This Quarter Turn was written by my good friend, colleague, and editor extraordinaire Rob Otte. I hope you enjoy it as much as I have.

Alignment Rather than Achievement

Has anything like this ever happened to you? You’re feeling great about yourself because of something you achieved, and someone comes along and bursts your bubble.

For me, it happened recently at the gym. I was feeling particularly strong because I just did a few extra reps and added some weight to one of my exercises.

Then, this guy about half my size pops in and warms up with the weight I just maxed out at.

Oh well.

Doesn’t it seem that’s the way it goes? There’s always someone out there who’s a little stronger, or has a bigger house, a nicer car, larger bank account, a higher GPA or nicer clothes. Maybe they can run a little further or faster, have lost more weight, or retired a little earlier.

It’s a big planet, and there are a lot of people on it. No matter how much any of us achieves, there’s going to be someone who has done a little more, or done it a little better.

To be clear, goals are great, and achieving them is grand. If setting goals and achieving them inspires you, go for it. Keep it up, and keep moving forward.

I’m talking more about how a person perceives themselves, their sense of their own self-worth. And, how they define success for themselves. What they choose to pursue to live a successful life, on their terms.

Someone who makes “winning” or being the “best” or having the “most” or “getting credit” an important part of his or her self-esteem is heading down a path that can lead to some self-defeating self-talk, and feelings of failure when someone else who has done it a little faster or better shows up. And, they usually do.

Here’s a way you can be sure you’re on a good path for you regardless of what someone else is doing or has done.

Seek alignment rather than achievement.

By “alignment” I mean matching up what you choose to do and choose to pursue with what matters most to you.

Have you thought about what matters most to you? Have you identified your core values and thought about how they show up in your life? Have you developed your personal mission statement? Have you revisited it recently to make sure you remember it, and that it still reflects what matters most to you?

If you get well-aligned with what matters most to you and live that out, you’ll see yourself as successful (because you will be), regardless of what anyone else achieves.

After all, what does it matter that someone can lift more weight or run faster than me, as long as what I’m doing works for me? It doesn’t matter. If my choices and abilities about exercise work well to support my beliefs about my health and how I want to live my life, then that’s a good path for me to be on.

No one can “beat” you at being a thoughtfully defined, well-aligned you.

There you go – be thoughtfully defined and well-aligned.

Ask yourself this week:

What really matters to me?

What are my core beliefs or values that define the person I want to be?

How can I use those values to help me make choices that align my behaviors with my beliefs?

What’s my personal mission?

Am I on a good path to fulfill that mission? If not, where am I out of alignment? What can I do to get into alignment?

What will I do to get into alignment?

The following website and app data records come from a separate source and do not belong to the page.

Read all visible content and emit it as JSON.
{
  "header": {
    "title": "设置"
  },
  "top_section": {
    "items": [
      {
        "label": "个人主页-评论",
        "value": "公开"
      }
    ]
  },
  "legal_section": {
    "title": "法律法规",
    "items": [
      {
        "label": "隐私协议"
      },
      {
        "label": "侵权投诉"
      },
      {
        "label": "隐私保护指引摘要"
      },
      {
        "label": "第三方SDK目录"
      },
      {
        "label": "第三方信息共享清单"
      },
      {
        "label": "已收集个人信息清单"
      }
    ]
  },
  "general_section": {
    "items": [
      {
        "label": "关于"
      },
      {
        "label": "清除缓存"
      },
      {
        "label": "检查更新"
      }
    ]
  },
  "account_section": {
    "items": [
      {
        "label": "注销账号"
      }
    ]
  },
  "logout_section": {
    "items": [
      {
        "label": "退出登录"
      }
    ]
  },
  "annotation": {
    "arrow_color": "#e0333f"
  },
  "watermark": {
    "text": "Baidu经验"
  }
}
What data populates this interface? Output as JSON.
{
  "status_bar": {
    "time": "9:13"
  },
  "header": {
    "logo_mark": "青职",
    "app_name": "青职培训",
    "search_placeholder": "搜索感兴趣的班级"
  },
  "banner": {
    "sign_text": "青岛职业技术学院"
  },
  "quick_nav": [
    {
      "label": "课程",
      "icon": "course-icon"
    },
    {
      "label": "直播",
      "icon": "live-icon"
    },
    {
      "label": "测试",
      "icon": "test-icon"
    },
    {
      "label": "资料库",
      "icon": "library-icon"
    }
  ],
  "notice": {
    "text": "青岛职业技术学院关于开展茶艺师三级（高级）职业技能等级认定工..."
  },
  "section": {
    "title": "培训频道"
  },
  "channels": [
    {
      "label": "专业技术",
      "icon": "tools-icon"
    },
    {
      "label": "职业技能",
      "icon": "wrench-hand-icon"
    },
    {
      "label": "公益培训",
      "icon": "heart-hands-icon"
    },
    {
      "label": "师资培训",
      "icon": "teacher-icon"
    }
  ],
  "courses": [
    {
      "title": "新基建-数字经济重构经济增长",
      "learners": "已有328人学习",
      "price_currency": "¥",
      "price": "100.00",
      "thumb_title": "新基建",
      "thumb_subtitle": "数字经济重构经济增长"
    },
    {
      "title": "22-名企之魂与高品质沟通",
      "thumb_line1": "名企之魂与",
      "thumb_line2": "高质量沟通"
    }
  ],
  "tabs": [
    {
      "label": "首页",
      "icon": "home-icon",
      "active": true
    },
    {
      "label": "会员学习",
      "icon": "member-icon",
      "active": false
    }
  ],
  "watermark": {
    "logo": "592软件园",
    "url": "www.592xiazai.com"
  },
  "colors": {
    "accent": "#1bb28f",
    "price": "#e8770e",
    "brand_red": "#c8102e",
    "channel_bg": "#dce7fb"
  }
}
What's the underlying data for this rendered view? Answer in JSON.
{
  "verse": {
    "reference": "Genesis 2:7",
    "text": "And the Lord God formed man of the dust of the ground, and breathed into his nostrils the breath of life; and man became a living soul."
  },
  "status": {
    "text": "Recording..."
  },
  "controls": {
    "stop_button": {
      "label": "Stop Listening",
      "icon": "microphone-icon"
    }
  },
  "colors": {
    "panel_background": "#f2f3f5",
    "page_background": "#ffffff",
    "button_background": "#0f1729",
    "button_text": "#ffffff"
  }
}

© 2014 Rob Otte

Rob Otte is a teacher, speaker, writer and coach. He is the Director of Corporate Training and Development for Roehl Transport, Inc. in Marshfield, Wisconsin. Roehl Transport is a freight transportation and logistics company employing 2,500 people. You may contact Rob at

Thoughts for the week:

“Every time you acquire a new interest, even more, a new accomplishment…you increase your power of life.” – William Lyon Phelps

“Appreciation can make a day – even change a life…Your willingness to put it into words is all that is necessary.” – Margaret Cousins

“Success is more a function of consistent common sense…than it is of genius.” –Josephine Johnson

“Anything that happens enough times to irritate you…will happen at least once more.” -Tom Parkins

“More people should learn to tell their dollars where to go…instead of asking them where they went.” – Roger W. Babson

Looking forward to our next conversation